Attendees suggested that the county provide more educational programs through the high school and college so Molokai can both be inspired, trained and ready for those opportunities.
“We don’t have the actors, talent, crew here yet, but we need to encourage it within the community,” said Matt Yamashita, a Molokai film producer.
“That would open doors for creativity and to create jobs,” she said. “If we give the skill set [to the community], we know there will be the opportunity.”
Bennett expressed his interest about training youth in production and keeping it local.
“It’s a good opportunity to see how a production is run and I can tell you I would be very enthusiastic to make it happen for you,” said Bennett.
Made in Maui County
The OED is starting the initial planning stages to hold their first Made in Maui County Festival to showcase local businesses and products as well as provide them with opportunities to network and connect with wholesalers throughout the state, nation and globe.
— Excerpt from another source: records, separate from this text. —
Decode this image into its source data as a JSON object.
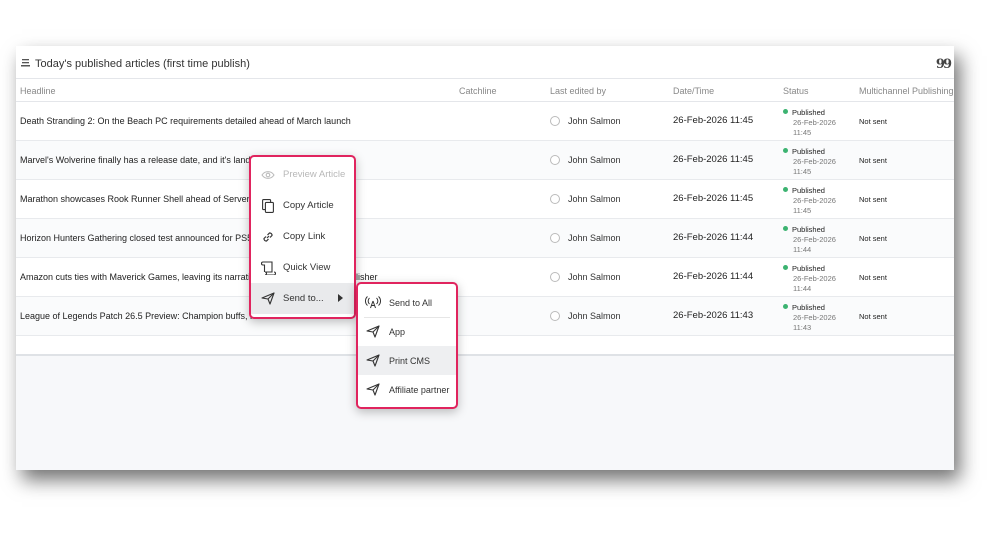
{
  "panel": {
    "title": "Today's published articles (first time publish)"
  },
  "columns": [
    "Headline",
    "Catchline",
    "Last edited by",
    "Date/Time",
    "Status",
    "Multichannel Publishing"
  ],
  "rows": [
    {
      "headline": "Death Stranding 2: On the Beach PC requirements detailed ahead of March launch",
      "editor": "John Salmon",
      "datetime": "26-Feb-2026 11:45",
      "status": "Published",
      "status_date": "26-Feb-2026",
      "status_time": "11:45",
      "multichannel": "Not sent"
    },
    {
      "headline": "Marvel's Wolverine finally has a release date, and it's landing",
      "editor": "John Salmon",
      "datetime": "26-Feb-2026 11:45",
      "status": "Published",
      "status_date": "26-Feb-2026",
      "status_time": "11:45",
      "multichannel": "Not sent"
    },
    {
      "headline": "Marathon showcases Rook Runner Shell ahead of Server Sla",
      "editor": "John Salmon",
      "datetime": "26-Feb-2026 11:45",
      "status": "Published",
      "status_date": "26-Feb-2026",
      "status_time": "11:45",
      "multichannel": "Not sent"
    },
    {
      "headline": "Horizon Hunters Gathering closed test announced for PS5 ar",
      "editor": "John Salmon",
      "datetime": "26-Feb-2026 11:44",
      "status": "Published",
      "status_date": "26-Feb-2026",
      "status_time": "11:44",
      "multichannel": "Not sent"
    },
    {
      "headline": "Amazon cuts ties with Maverick Games, leaving its narrative",
      "headline_tail": "lisher",
      "editor": "John Salmon",
      "datetime": "26-Feb-2026 11:44",
      "status": "Published",
      "status_date": "26-Feb-2026",
      "status_time": "11:44",
      "multichannel": "Not sent"
    },
    {
      "headline": "League of Legends Patch 26.5 Preview: Champion buffs, ner",
      "editor": "John Salmon",
      "datetime": "26-Feb-2026 11:43",
      "status": "Published",
      "status_date": "26-Feb-2026",
      "status_time": "11:43",
      "multichannel": "Not sent"
    }
  ],
  "context_menu": {
    "items": [
      {
        "label": "Preview Article",
        "icon": "eye-icon",
        "disabled": true
      },
      {
        "label": "Copy Article",
        "icon": "copy-icon"
      },
      {
        "label": "Copy Link",
        "icon": "link-icon"
      },
      {
        "label": "Quick View",
        "icon": "scroll-icon"
      },
      {
        "label": "Send to...",
        "icon": "send-icon"
      }
    ]
  },
  "submenu": {
    "items": [
      {
        "label": "Send to All",
        "icon": "broadcast-icon"
      },
      {
        "label": "App",
        "icon": "send-icon"
      },
      {
        "label": "Print CMS",
        "icon": "send-icon"
      },
      {
        "label": "Affiliate partner",
        "icon": "send-icon"
      }
    ]
  },
  "colors": {
    "highlight_border": "#e0245e",
    "status_published": "#3cb371"
  }
}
“We’re planning to hold it the first week of November, Friday the 7th and Saturday the 8th, in 2014 at the Maui Arts and Cultural Center,” said OED Business Development Specialist Kimberly Haueisen.
Rasmussen said after seeing the success from the statewide Made in Hawaii Festival held each year on Oahu, the OED has decided to hold their own because of the number of talented businesses in Maui County alone.
Session attendees got the opportunity to show off their local products. OED representatives were impressed by the Molokai talent on display, which included areal photography, glass beads, resin shell jewelry and fishing lures crafted from deer antlers.
“We want every company in the county to show their wares,“ said Rasmussen.
Hauseisen said the festival will be open to everyone as long as 51 percent of the product is made in Maui County. She added that they plan to use the same formula as the Made in Hawaii event to distinguish if products are actually made locally.
The formula takes into account how much material is imported versus how much is locally produced. It also asks the producer to put a value to their labor and creativity in order find the percentage a product is made “locally.” To view the formula and calculate your percentage, visit the Made in Hawaii Festival webpage at www.madeinhawaiifestival.com.
“This formula really helped my business,” said Yoellah Yuhudah, glass bead artist and owner of Art Beads Maui. “I found out I should be charging much more for my product and spending less and more on certain things.”
Though the county will not be awarding grants to businesses wishing to attend the Made in Hawaii Festival in 2014, they would award them towards the Made in Maui County Festival.
“We want to do something for Molokai to make the cost feasible,” she said. We would also help with logistics to get your stuff over there too.”
According to Rasmussen, the county will meet in January to continue planning for the festival. She will give notice to the Molokai community on the event’s progress and will send financial aid applications by March.